» **Task directions**:
In the entries below, work out how many lines include "lang", and write only that number.

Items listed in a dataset
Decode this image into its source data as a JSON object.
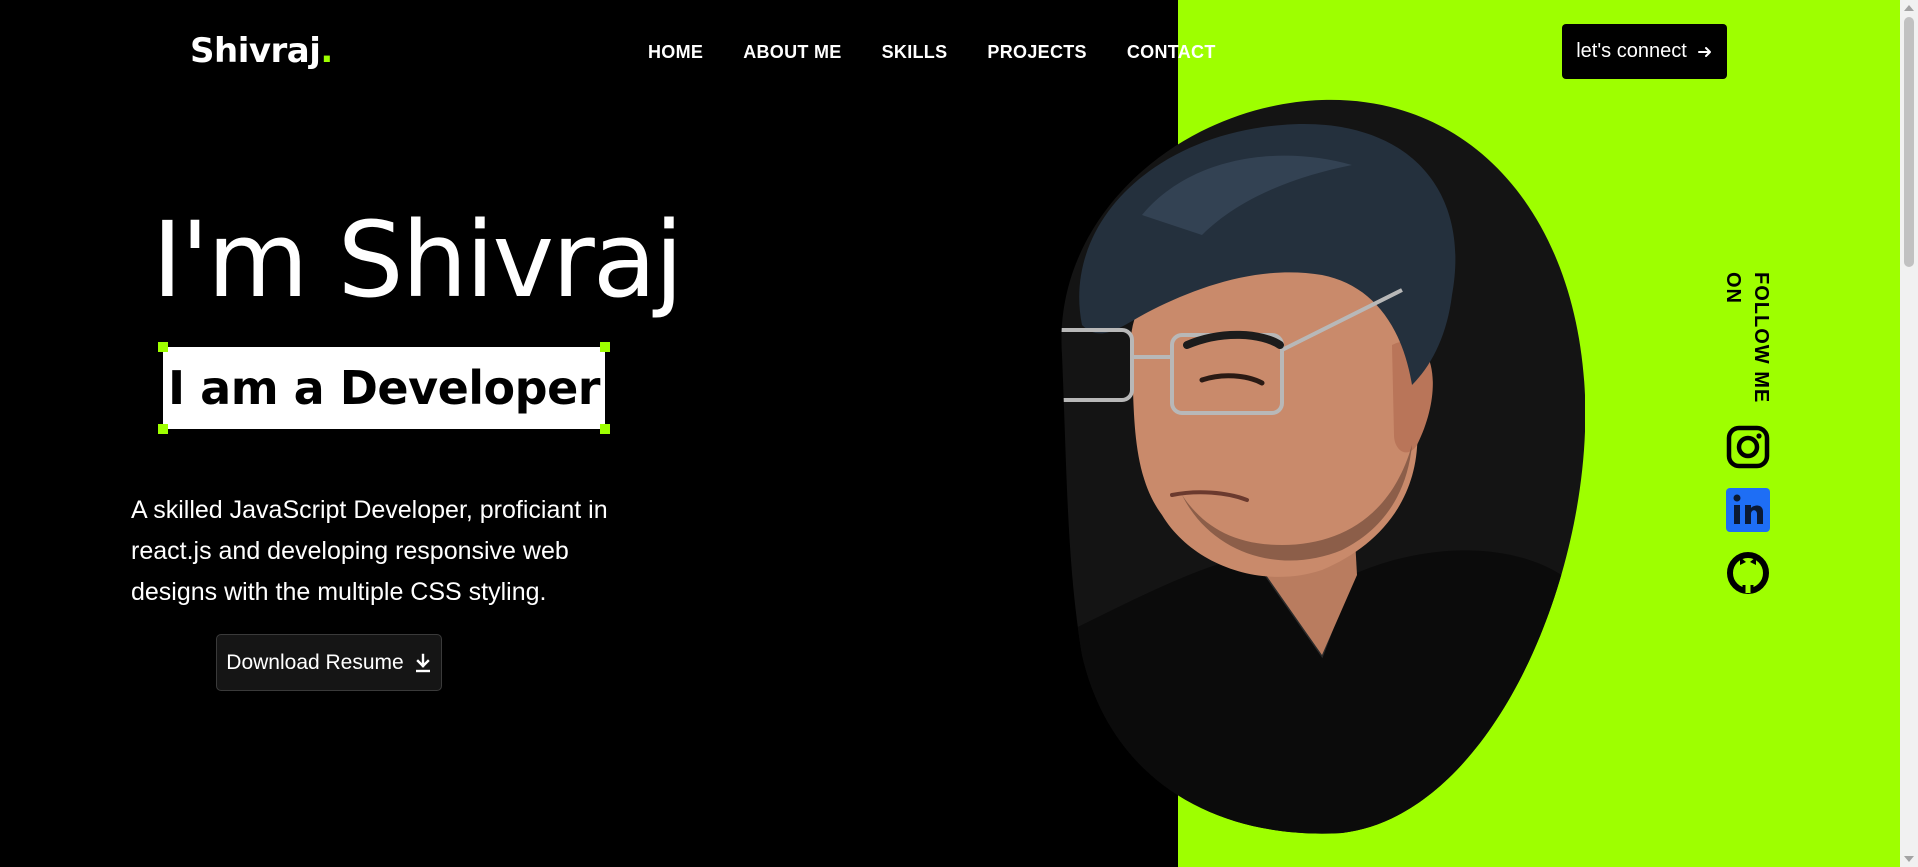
{
  "brand": {
    "name": "Shivraj",
    "dot": ".",
    "accent_color": "#9eff00"
  },
  "nav": {
    "items": [
      {
        "label": "HOME"
      },
      {
        "label": "ABOUT ME"
      },
      {
        "label": "SKILLS"
      },
      {
        "label": "PROJECTS"
      },
      {
        "label": "CONTACT"
      }
    ]
  },
  "header": {
    "connect_label": "let's connect",
    "connect_icon": "arrow-right-icon"
  },
  "hero": {
    "title": "I'm Shivraj",
    "role": "I am a Developer",
    "description": "A skilled JavaScript Developer, proficiant in react.js and developing responsive web designs with the multiple CSS styling.",
    "download_label": "Download Resume",
    "download_icon": "download-icon"
  },
  "follow": {
    "label": "FOLLOW ME ON",
    "icons": [
      "instagram-icon",
      "linkedin-icon",
      "github-icon"
    ],
    "linkedin_color": "#1e6ef5"
  },
  "colors": {
    "background": "#000000",
    "panel": "#9eff00",
    "text": "#ffffff"
  }
}
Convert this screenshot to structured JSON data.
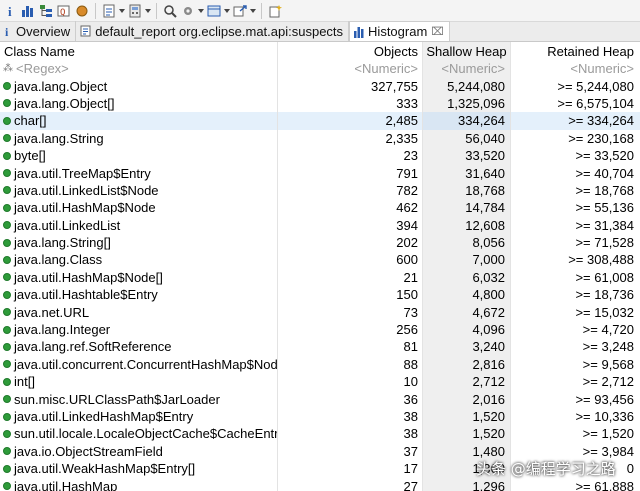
{
  "toolbar": {
    "buttons": [
      "info-icon",
      "histogram-icon",
      "dominator-tree-icon",
      "object-query-icon",
      "object-icon",
      "report-icon",
      "search-icon",
      "calculator-icon",
      "group-icon",
      "export-icon",
      "export-dropdown-icon",
      "new-icon"
    ]
  },
  "tabs": [
    {
      "label": "Overview",
      "icon": "info-icon"
    },
    {
      "label": "default_report  org.eclipse.mat.api:suspects",
      "icon": "report-icon"
    },
    {
      "label": "Histogram",
      "icon": "histogram-icon",
      "active": true,
      "close": "⌧"
    }
  ],
  "columns": {
    "name": "Class Name",
    "objects": "Objects",
    "shallow": "Shallow Heap",
    "retained": "Retained Heap"
  },
  "filter": {
    "name": "<Regex>",
    "objects": "<Numeric>",
    "shallow": "<Numeric>",
    "retained": "<Numeric>"
  },
  "rows": [
    {
      "name": "java.lang.Object",
      "objects": "327,755",
      "shallow": "5,244,080",
      "retained": ">= 5,244,080"
    },
    {
      "name": "java.lang.Object[]",
      "objects": "333",
      "shallow": "1,325,096",
      "retained": ">= 6,575,104"
    },
    {
      "name": "char[]",
      "objects": "2,485",
      "shallow": "334,264",
      "retained": ">= 334,264",
      "selected": true
    },
    {
      "name": "java.lang.String",
      "objects": "2,335",
      "shallow": "56,040",
      "retained": ">= 230,168"
    },
    {
      "name": "byte[]",
      "objects": "23",
      "shallow": "33,520",
      "retained": ">= 33,520"
    },
    {
      "name": "java.util.TreeMap$Entry",
      "objects": "791",
      "shallow": "31,640",
      "retained": ">= 40,704"
    },
    {
      "name": "java.util.LinkedList$Node",
      "objects": "782",
      "shallow": "18,768",
      "retained": ">= 18,768"
    },
    {
      "name": "java.util.HashMap$Node",
      "objects": "462",
      "shallow": "14,784",
      "retained": ">= 55,136"
    },
    {
      "name": "java.util.LinkedList",
      "objects": "394",
      "shallow": "12,608",
      "retained": ">= 31,384"
    },
    {
      "name": "java.lang.String[]",
      "objects": "202",
      "shallow": "8,056",
      "retained": ">= 71,528"
    },
    {
      "name": "java.lang.Class",
      "objects": "600",
      "shallow": "7,000",
      "retained": ">= 308,488"
    },
    {
      "name": "java.util.HashMap$Node[]",
      "objects": "21",
      "shallow": "6,032",
      "retained": ">= 61,008"
    },
    {
      "name": "java.util.Hashtable$Entry",
      "objects": "150",
      "shallow": "4,800",
      "retained": ">= 18,736"
    },
    {
      "name": "java.net.URL",
      "objects": "73",
      "shallow": "4,672",
      "retained": ">= 15,032"
    },
    {
      "name": "java.lang.Integer",
      "objects": "256",
      "shallow": "4,096",
      "retained": ">= 4,720"
    },
    {
      "name": "java.lang.ref.SoftReference",
      "objects": "81",
      "shallow": "3,240",
      "retained": ">= 3,248"
    },
    {
      "name": "java.util.concurrent.ConcurrentHashMap$Node",
      "objects": "88",
      "shallow": "2,816",
      "retained": ">= 9,568"
    },
    {
      "name": "int[]",
      "objects": "10",
      "shallow": "2,712",
      "retained": ">= 2,712"
    },
    {
      "name": "sun.misc.URLClassPath$JarLoader",
      "objects": "36",
      "shallow": "2,016",
      "retained": ">= 93,456"
    },
    {
      "name": "java.util.LinkedHashMap$Entry",
      "objects": "38",
      "shallow": "1,520",
      "retained": ">= 10,336"
    },
    {
      "name": "sun.util.locale.LocaleObjectCache$CacheEntry",
      "objects": "38",
      "shallow": "1,520",
      "retained": ">= 1,520"
    },
    {
      "name": "java.io.ObjectStreamField",
      "objects": "37",
      "shallow": "1,480",
      "retained": ">= 3,984"
    },
    {
      "name": "java.util.WeakHashMap$Entry[]",
      "objects": "17",
      "shallow": "1,360",
      "retained": "0"
    },
    {
      "name": "java.util.HashMap",
      "objects": "27",
      "shallow": "1,296",
      "retained": ">= 61,888"
    }
  ],
  "watermark": "头条 @编程学习之路",
  "colors": {
    "class_icon": "#2e9b3a",
    "selected_row": "#e4f0fb",
    "shallow_column": "#efefef"
  }
}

» **Task response**:
7